by Noah Simon
The anti-government opposition in Thailand has called for another mass rally on December 22nd, demanding that the February 2nd election be postponed until there is national reform.
The Royal Thai Armed Forces announced on December 15th that they would help to organize the February 2nd election to ensure that it is “fair and clean”.
Meanwhile protest leader Suthep Thaugsuban is continuing calls for a “people’s council” of unelected officials to install a new government, fearing that Prime Minister Yingluck or a loyal ally will win the early election planned for February. While participation in demonstrations has decreased, protesters have continued to hold marches and rallies in Bangkok.
On December 9th, Prime Minister Yingluck decided to schedule a “snap election” in early February in an effort to diffuse tension with the democratic opposition movement. However, after the announcement hundreds of thousands of anti-government protesters resumed their demonstrations around government offices in the capital.
Days after Yingluck announced the February election, anti-government protesters cut off electricity and water supplies from the prime minister’s office.
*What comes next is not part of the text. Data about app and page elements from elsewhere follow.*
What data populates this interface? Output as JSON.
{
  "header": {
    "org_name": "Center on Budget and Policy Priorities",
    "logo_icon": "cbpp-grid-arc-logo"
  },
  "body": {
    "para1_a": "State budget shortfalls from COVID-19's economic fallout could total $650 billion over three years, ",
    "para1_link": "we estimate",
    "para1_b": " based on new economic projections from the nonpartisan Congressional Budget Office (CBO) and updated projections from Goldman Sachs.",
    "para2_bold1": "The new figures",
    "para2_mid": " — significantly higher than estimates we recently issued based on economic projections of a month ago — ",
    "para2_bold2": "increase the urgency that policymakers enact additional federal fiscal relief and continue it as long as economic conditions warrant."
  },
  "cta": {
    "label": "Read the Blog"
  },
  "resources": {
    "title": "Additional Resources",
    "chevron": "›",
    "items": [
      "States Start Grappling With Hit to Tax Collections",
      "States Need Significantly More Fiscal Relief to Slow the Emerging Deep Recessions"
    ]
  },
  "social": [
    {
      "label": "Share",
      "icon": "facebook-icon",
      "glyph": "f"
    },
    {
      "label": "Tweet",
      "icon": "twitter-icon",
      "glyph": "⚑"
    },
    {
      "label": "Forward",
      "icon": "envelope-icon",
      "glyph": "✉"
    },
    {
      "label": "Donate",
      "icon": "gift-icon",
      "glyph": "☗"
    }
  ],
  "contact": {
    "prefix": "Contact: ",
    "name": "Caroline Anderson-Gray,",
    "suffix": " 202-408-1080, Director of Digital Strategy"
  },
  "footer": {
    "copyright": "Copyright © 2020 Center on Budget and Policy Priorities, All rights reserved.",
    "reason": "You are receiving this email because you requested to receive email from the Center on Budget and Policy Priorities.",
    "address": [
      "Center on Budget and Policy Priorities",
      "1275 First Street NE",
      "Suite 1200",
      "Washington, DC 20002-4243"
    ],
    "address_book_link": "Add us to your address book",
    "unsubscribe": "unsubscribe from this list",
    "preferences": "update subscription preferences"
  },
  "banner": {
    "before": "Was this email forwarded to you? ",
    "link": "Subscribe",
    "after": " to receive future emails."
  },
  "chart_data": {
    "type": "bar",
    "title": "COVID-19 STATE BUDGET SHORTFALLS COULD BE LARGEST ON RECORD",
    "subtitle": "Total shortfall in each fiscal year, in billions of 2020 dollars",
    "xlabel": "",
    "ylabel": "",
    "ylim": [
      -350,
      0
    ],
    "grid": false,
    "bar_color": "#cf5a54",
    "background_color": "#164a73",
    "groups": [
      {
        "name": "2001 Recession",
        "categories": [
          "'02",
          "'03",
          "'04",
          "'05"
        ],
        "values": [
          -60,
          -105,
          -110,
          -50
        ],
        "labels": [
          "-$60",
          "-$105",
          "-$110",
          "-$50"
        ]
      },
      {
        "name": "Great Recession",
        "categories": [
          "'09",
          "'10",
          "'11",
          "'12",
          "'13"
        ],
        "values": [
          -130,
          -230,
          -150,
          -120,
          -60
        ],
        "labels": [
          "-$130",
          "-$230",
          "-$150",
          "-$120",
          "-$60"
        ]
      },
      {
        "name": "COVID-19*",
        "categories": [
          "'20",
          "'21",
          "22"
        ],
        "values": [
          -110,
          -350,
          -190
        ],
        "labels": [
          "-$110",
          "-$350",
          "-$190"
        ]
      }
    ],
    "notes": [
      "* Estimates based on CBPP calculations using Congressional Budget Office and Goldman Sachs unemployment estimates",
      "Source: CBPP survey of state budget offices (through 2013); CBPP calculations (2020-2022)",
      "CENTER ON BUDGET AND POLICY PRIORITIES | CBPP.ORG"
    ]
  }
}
The protesters attempted to force security officials away from the premises to occupy the building.
The anti-government protest movement has repeatedly pressured Yingluck to resign. The prime minister claims she has retreated as far as possible, and has pleaded for an end to protests.
The Democratic Opposition: From Challenging the Amnesty Bill to Removing the “Thaksin Regime”
The protest movement first began in early November to challenge a proposed amnesty law that received bipartisan opposition. The Democratic opposition parties claimed the law would allow Yingluck’s brother, former Prime Minister Thaksin Sinawatra to return to Thailand from self-imposed exile and reclaim power.
Roughly 10,000 demonstrators gathered in Bangkok’s financial district on November 4th after the bill passed in the House of Representatives. Protesters blew whistles and stopped traffic to display their discontent.
The amnesty bill was later rejected by the senate on November 11th, but Suthep and the Civil Movement for Democracy immediately called for a three-day national strike, and their demands grew to include the removal of the prime minister, accusing her of being a puppet ruler controlled by her brother.
Avoiding Violent Confrontation
The political crisis in Thailand has been predominantly nonviolent. Both the government and opposition have vocalized their intent on avoiding violent confrontations since protests began.
Yingluck told reporters on December 8th, “the government will use non-violent measures in keeping the security of demonstrations”. Suthep addressed protesters on December 10th and urged them to “express their feelings in a non-violent way”.
The largest incident of violence occurred on November 30th, when a shootout between anti-government protesters and government supporters left several dead and many wounded.
Since that fatal incident, both the government and opposition have taken steps to avoid violence.
On December 3rd the police removed barricades to reduce tension between protesters and police. Protesters entered the police compound and posed for photographs with officers, offering them flowers and hugs. The Bangkok chief of police explained, “it is government policy to avoid confrontation”.
Demonstrations came to a temporary halt on December 5th, when the country celebrated King Bhumibol Adulyadej’s 86th birthday. Since then, anti-government protests have continued despite Yingluck’s attempts to appease the democratic opposition.
Throughout the political crisis, the military has remained neutral, fearing a repeat of Thailand’s violent 2010 protests that resulted in nearly 100 deaths.
The police continue to shy away from detaining Suthep Thaugsuban despite a warrant for his arrest on charges of insurrection. The national police chief has repeatedly skipped meetings where Suthep is present. The police chief explains that he would be violating the criminal code for “negligence of duty” if he were to attend a meeting and not arrest the protest leader.
Suthep met with Yingluck in the presence of high-ranking military officials on December 1st, but no action was taken against the protest leader.